In the records below, some lines contain "icon"; state the number of such lines and nothing else.

(Web page and app entries)
----------

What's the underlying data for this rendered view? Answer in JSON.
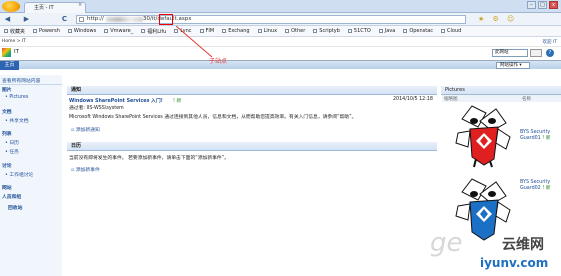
{
  "browser": {
    "tab_title": "主页 - IT",
    "tab_close": "×",
    "address_prefix": "http://",
    "address_path": "30/it/default.aspx",
    "nav_back": "◀",
    "nav_forward": "▶",
    "nav_refresh": "C",
    "favorites": [
      "收藏夹",
      "Powersh",
      "Windows",
      "Vmware_",
      "福利Lifu",
      "Lync",
      "FIM",
      "Exchang",
      "Linux",
      "Other",
      "Scriptyb",
      "51CTO",
      "Java",
      "Openstac",
      "Cloud"
    ]
  },
  "sharepoint": {
    "breadcrumb": "Home > IT",
    "top_right_link": "欢迎 IT",
    "site_title": "IT",
    "home_tab": "主页",
    "site_actions": "此网站",
    "annotation_label": "子站点",
    "leftnav": {
      "view_all": "查看所有网站内容",
      "sections": [
        {
          "title": "图片",
          "items": [
            "Pictures"
          ]
        },
        {
          "title": "文档",
          "items": [
            "共享文档"
          ]
        },
        {
          "title": "列表",
          "items": [
            "日历",
            "任务"
          ]
        },
        {
          "title": "讨论",
          "items": [
            "工作组讨论"
          ]
        },
        {
          "title": "网站",
          "items": []
        },
        {
          "title": "人员和组",
          "items": []
        },
        {
          "title": "回收站",
          "items": []
        }
      ]
    },
    "announcements": {
      "title": "通知",
      "item_title": "Windows SharePoint Services 入门!",
      "new_badge": "! 新",
      "item_date": "2014/10/5 12:18",
      "item_author": "通过者: IIS-WSS\\system",
      "item_body": "Microsoft Windows SharePoint Services 通过连接到其他人员，信息和文档，从而帮助您提高效率。有关入门信息，请参阅“帮助”。",
      "add_link": "添加新通知"
    },
    "calendar": {
      "title": "日历",
      "empty_text": "当前没有即将发生的事件。 若要添加新事件，请单击下面的“添加新事件”。",
      "add_link": "添加新事件"
    },
    "pictures": {
      "title": "Pictures",
      "col_thumb": "缩略图",
      "col_name": "名称",
      "items": [
        {
          "name": "BYS Security Guard01",
          "badge": "! 新"
        },
        {
          "name": "BYS Security Guard02",
          "badge": "! 新"
        }
      ]
    }
  },
  "watermark": {
    "site": "iyunv.com",
    "text": "云维网"
  },
  "colors": {
    "accent": "#1f4f99",
    "home_tab": "#2d63b3",
    "annotation": "#e53935"
  }
}
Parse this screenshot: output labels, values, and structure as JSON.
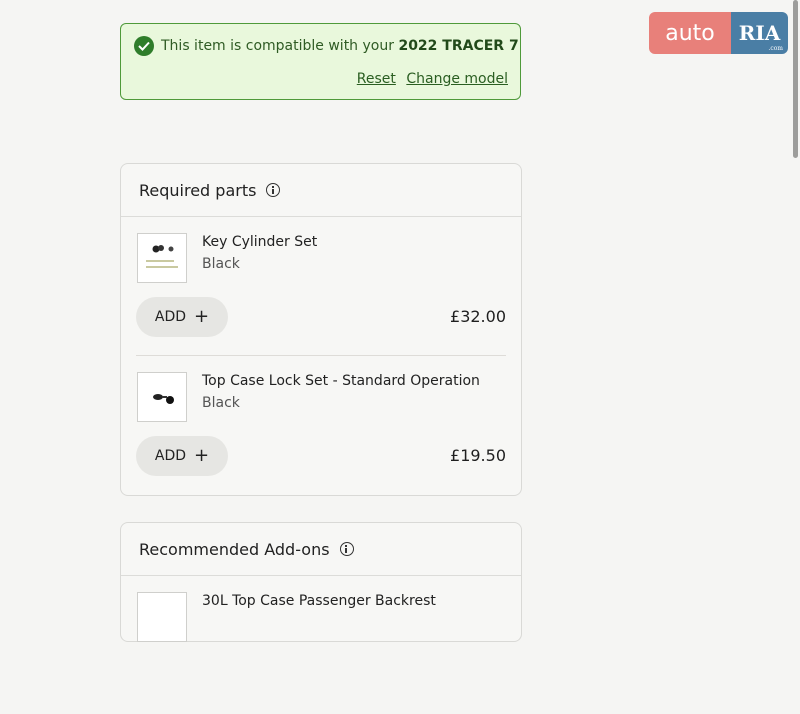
{
  "compat": {
    "message_prefix": "This item is compatible with your ",
    "model": "2022 TRACER 7",
    "reset": "Reset",
    "change_model": "Change model"
  },
  "required": {
    "title": "Required parts",
    "items": [
      {
        "name": "Key Cylinder Set",
        "color": "Black",
        "add": "ADD",
        "price": "£32.00"
      },
      {
        "name": "Top Case Lock Set - Standard Operation",
        "color": "Black",
        "add": "ADD",
        "price": "£19.50"
      }
    ]
  },
  "recommended": {
    "title": "Recommended Add-ons",
    "items": [
      {
        "name": "30L Top Case Passenger Backrest"
      }
    ]
  },
  "watermark": {
    "left": "auto",
    "right": "RIA",
    "sub": ".com"
  },
  "colors": {
    "success": "#2f7d2b",
    "success_bg": "#e9f8dc",
    "card_border": "#d9d9d6"
  }
}
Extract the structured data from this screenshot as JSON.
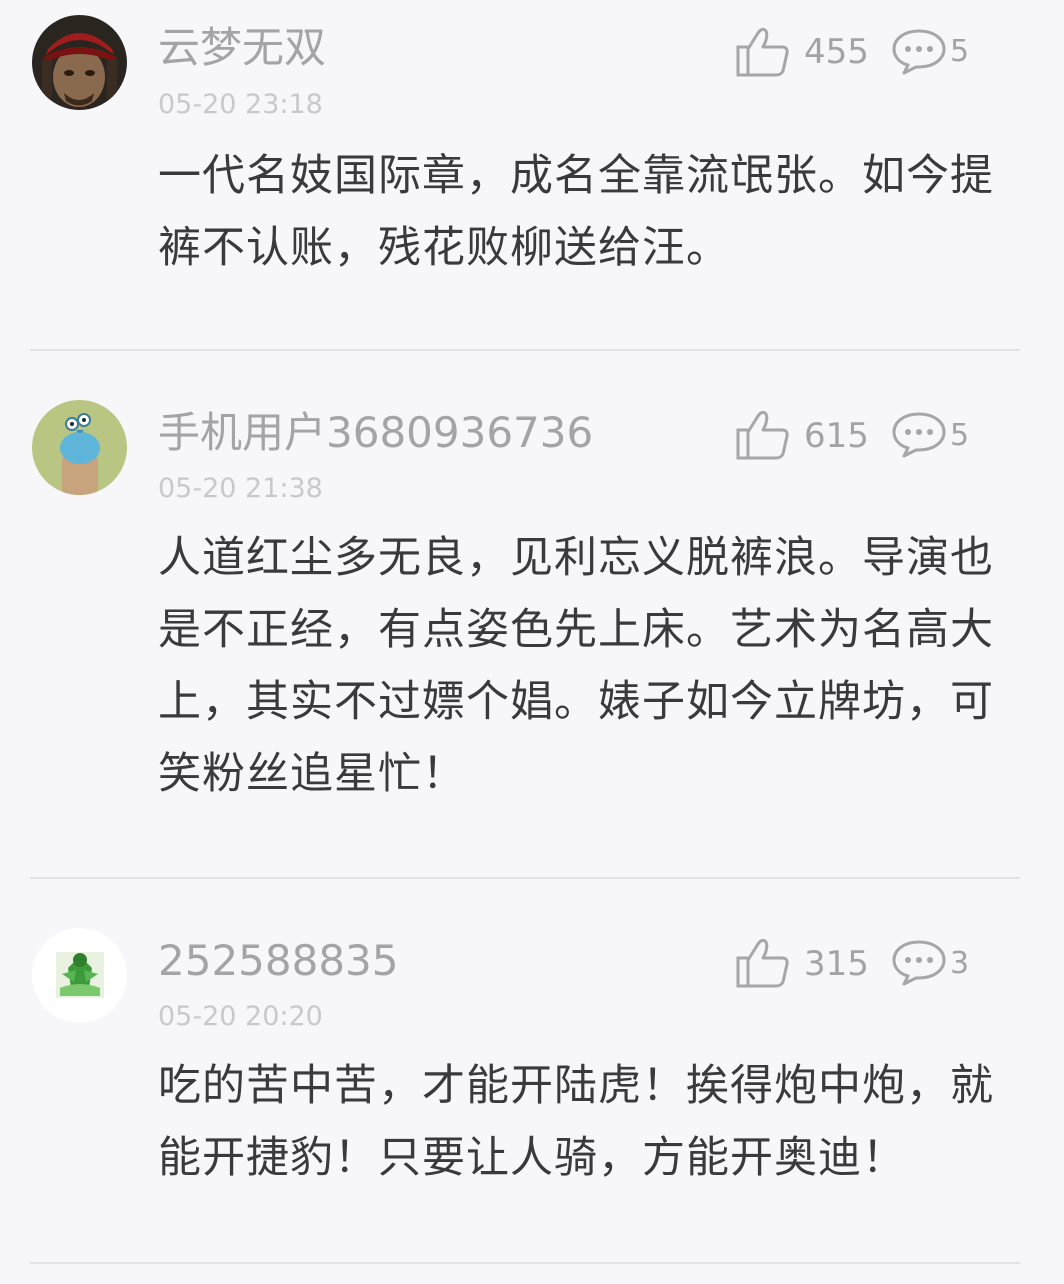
{
  "comments": [
    {
      "username": "云梦无双",
      "time": "05-20 23:18",
      "likes": "455",
      "replies": "5",
      "avatar_icon": "pirate-avatar-icon",
      "content": "一代名妓国际章，成名全靠流氓张。如今提裤不认账，残花败柳送给汪。"
    },
    {
      "username": "手机用户3680936736",
      "time": "05-20 21:38",
      "likes": "615",
      "replies": "5",
      "avatar_icon": "bird-avatar-icon",
      "content": "人道红尘多无良，见利忘义脱裤浪。导演也是不正经，有点姿色先上床。艺术为名高大上，其实不过嫖个娼。婊子如今立牌坊，可笑粉丝追星忙！"
    },
    {
      "username": "252588835",
      "time": "05-20 20:20",
      "likes": "315",
      "replies": "3",
      "avatar_icon": "green-figure-avatar-icon",
      "content": "吃的苦中苦，才能开陆虎！挨得炮中炮，就能开捷豹！只要让人骑，方能开奥迪！"
    }
  ],
  "colors": {
    "background": "#f7f6f9",
    "username": "#a4a4a4",
    "time": "#c9c9c9",
    "content": "#3a3a3a",
    "icon": "#a6a6a6",
    "divider": "#e2e1e5"
  }
}
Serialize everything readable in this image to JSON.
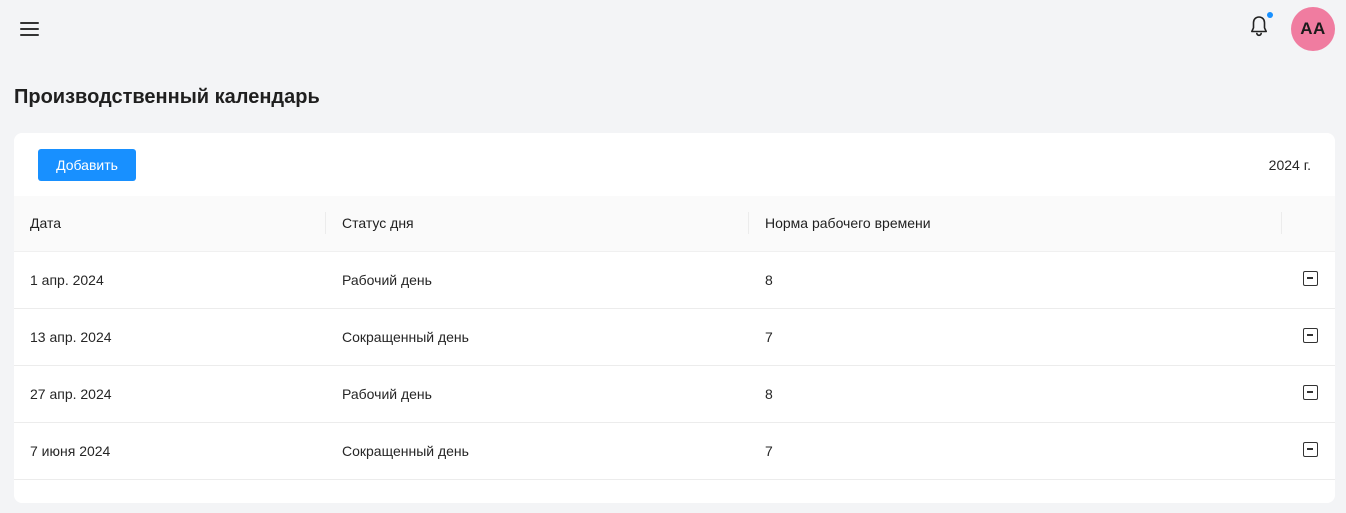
{
  "header": {
    "menu_icon": "hamburger-icon",
    "notification_icon": "bell-icon",
    "notification_dot_color": "#1890ff",
    "avatar_initials": "AA",
    "avatar_color": "#f07ca0"
  },
  "page": {
    "title": "Производственный календарь"
  },
  "toolbar": {
    "add_label": "Добавить",
    "year": "2024 г."
  },
  "table": {
    "columns": [
      "Дата",
      "Статус дня",
      "Норма рабочего времени",
      ""
    ],
    "rows": [
      {
        "date": "1 апр. 2024",
        "status": "Рабочий день",
        "norm": "8"
      },
      {
        "date": "13 апр. 2024",
        "status": "Сокращенный день",
        "norm": "7"
      },
      {
        "date": "27 апр. 2024",
        "status": "Рабочий день",
        "norm": "8"
      },
      {
        "date": "7 июня 2024",
        "status": "Сокращенный день",
        "norm": "7"
      }
    ],
    "row_action_icon": "minus-square-icon"
  },
  "colors": {
    "accent": "#1890ff",
    "background": "#f3f4f6"
  }
}
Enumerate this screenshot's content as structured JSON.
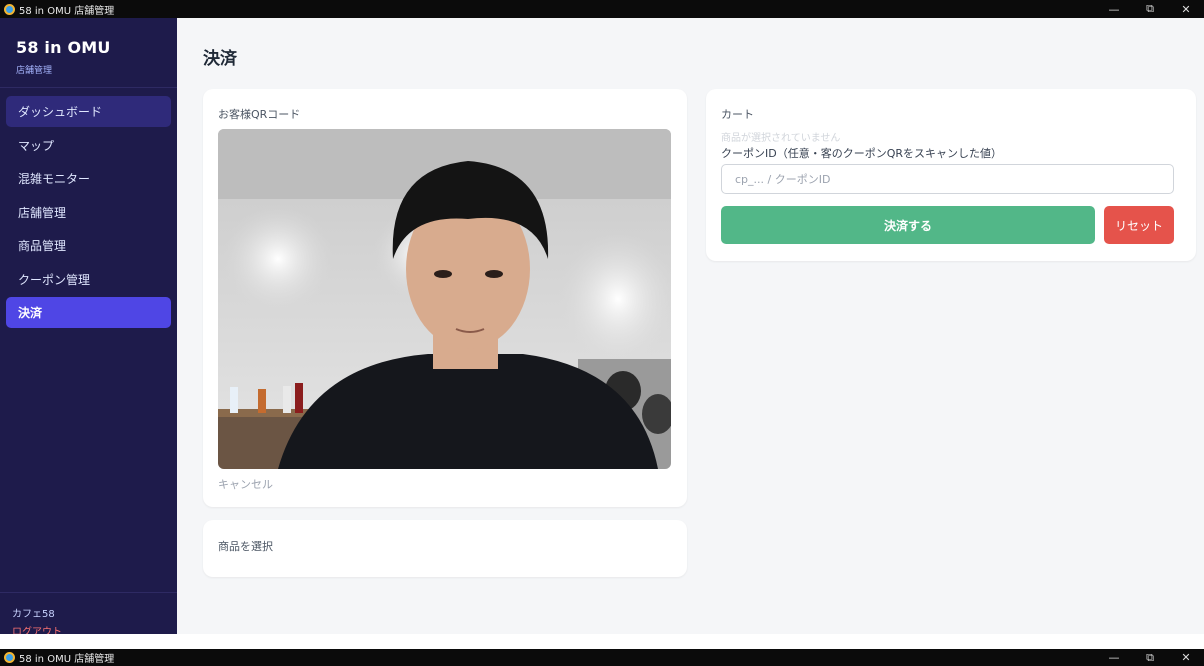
{
  "window": {
    "title": "58 in OMU 店舗管理",
    "minimize_glyph": "—",
    "restore_glyph": "⧉",
    "close_glyph": "✕"
  },
  "sidebar": {
    "brand_name": "58 in OMU",
    "brand_sub": "店舗管理",
    "items": [
      {
        "label": "ダッシュボード",
        "state": "hover"
      },
      {
        "label": "マップ",
        "state": "normal"
      },
      {
        "label": "混雑モニター",
        "state": "normal"
      },
      {
        "label": "店舗管理",
        "state": "normal"
      },
      {
        "label": "商品管理",
        "state": "normal"
      },
      {
        "label": "クーポン管理",
        "state": "normal"
      },
      {
        "label": "決済",
        "state": "active"
      }
    ],
    "store_name": "カフェ58",
    "logout_label": "ログアウト"
  },
  "main": {
    "page_title": "決済",
    "scanner": {
      "label": "お客様QRコード",
      "cancel_label": "キャンセル"
    },
    "products": {
      "label": "商品を選択"
    },
    "cart": {
      "label": "カート",
      "empty_message": "商品が選択されていません",
      "coupon_label": "クーポンID（任意・客のクーポンQRをスキャンした値）",
      "coupon_placeholder": "cp_... / クーポンID",
      "coupon_value": "",
      "pay_label": "決済する",
      "reset_label": "リセット"
    }
  },
  "colors": {
    "sidebar_bg": "#1e1b4b",
    "active_nav": "#4f46e5",
    "pay_button": "#52b788",
    "reset_button": "#e5534b",
    "logout_text": "#f87171"
  }
}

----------

Written answer -
7